*YOUR GOAL*
Copy each line below in which the word "this" occurs.

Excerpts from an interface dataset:
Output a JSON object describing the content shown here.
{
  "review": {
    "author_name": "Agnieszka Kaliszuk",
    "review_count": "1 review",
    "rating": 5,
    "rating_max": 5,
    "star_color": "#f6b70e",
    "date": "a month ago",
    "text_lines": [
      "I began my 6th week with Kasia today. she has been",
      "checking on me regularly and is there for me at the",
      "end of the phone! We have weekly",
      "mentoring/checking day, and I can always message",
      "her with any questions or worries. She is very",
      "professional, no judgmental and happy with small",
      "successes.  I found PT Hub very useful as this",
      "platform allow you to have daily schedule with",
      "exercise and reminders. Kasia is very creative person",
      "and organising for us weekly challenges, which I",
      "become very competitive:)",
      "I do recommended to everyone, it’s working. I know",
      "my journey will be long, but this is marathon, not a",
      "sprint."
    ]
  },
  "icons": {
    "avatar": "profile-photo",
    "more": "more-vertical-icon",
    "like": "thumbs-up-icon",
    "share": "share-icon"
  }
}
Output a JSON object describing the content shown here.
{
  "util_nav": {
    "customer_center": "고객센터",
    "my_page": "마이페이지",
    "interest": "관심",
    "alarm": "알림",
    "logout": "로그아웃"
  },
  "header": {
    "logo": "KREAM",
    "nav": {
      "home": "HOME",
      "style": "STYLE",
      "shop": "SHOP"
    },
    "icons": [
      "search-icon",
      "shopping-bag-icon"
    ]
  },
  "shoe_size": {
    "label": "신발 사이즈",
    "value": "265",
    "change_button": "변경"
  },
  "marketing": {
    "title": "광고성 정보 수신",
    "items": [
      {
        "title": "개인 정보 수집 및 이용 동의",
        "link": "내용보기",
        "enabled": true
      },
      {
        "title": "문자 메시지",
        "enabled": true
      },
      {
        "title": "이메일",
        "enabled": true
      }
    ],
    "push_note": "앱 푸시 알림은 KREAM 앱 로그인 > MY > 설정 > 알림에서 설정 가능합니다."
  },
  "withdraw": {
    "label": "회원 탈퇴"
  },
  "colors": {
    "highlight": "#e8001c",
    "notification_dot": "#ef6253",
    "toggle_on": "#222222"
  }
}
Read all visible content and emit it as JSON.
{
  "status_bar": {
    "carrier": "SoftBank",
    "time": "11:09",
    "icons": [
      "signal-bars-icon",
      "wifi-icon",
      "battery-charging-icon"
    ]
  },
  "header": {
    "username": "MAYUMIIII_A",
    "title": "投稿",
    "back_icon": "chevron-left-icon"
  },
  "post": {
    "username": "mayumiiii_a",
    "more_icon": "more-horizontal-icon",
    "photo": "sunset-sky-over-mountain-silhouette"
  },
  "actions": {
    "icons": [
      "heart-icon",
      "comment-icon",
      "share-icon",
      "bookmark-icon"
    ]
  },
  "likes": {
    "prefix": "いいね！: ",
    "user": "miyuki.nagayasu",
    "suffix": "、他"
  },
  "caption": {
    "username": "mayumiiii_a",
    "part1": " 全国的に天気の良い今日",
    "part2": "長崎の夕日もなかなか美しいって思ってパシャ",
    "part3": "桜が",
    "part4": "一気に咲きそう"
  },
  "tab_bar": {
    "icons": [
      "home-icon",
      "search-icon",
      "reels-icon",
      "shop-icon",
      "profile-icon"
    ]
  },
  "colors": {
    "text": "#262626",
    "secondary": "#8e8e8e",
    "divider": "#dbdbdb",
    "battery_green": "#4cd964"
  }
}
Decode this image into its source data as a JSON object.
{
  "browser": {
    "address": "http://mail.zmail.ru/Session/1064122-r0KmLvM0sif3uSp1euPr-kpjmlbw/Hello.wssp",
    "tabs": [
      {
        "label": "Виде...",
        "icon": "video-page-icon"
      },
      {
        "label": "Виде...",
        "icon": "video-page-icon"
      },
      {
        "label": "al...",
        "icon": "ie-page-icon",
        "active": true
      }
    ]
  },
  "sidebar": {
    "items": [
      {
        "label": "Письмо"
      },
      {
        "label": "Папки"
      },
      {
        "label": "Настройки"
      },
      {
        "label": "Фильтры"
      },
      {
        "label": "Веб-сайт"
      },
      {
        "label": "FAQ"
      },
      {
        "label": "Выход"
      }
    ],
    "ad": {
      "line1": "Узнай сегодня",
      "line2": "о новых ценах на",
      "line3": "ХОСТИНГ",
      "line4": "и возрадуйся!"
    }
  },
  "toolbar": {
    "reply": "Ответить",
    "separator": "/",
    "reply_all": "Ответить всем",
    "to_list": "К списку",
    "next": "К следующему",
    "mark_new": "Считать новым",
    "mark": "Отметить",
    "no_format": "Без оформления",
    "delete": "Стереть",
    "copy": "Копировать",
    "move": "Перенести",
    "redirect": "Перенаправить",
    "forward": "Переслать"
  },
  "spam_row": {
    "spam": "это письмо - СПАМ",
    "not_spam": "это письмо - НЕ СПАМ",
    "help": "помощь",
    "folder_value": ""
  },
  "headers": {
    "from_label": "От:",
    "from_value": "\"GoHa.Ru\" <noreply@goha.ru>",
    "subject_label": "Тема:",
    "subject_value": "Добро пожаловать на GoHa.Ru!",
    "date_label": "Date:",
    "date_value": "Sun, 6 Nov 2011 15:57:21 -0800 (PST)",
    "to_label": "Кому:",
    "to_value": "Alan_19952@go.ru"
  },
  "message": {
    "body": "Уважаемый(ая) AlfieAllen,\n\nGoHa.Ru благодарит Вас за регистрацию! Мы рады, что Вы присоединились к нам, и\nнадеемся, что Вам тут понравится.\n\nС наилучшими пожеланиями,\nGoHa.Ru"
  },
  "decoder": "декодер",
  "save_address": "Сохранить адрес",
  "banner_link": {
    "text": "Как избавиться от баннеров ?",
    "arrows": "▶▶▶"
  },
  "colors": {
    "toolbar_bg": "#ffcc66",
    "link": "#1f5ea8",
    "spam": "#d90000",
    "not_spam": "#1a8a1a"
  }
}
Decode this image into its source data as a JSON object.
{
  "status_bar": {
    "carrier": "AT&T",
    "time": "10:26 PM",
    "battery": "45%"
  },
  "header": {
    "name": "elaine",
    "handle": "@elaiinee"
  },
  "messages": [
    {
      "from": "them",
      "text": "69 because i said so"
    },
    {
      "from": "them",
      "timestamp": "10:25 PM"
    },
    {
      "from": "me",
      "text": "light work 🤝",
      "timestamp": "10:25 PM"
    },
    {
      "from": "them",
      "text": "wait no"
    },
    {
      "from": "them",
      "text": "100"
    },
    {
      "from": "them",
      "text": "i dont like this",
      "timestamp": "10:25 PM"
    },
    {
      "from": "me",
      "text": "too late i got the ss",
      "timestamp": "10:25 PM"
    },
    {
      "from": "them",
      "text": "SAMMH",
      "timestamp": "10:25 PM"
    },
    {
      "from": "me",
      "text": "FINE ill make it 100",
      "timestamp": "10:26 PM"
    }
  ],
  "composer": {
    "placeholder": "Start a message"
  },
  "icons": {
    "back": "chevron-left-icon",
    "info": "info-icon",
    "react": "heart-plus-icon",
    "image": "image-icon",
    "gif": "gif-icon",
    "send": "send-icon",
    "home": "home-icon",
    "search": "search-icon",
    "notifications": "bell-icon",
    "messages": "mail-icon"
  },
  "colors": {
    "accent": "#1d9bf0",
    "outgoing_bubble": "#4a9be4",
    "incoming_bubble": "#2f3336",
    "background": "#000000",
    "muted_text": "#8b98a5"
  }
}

*WRITTEN SOLUTION*
      "successes.  I found PT Hub very useful as this",
      "my journey will be long, but this is marathon, not a",
Decode this image into its source data as a JSON object.
Decode this image into its source data as a JSON object.
      "text": "i dont like this",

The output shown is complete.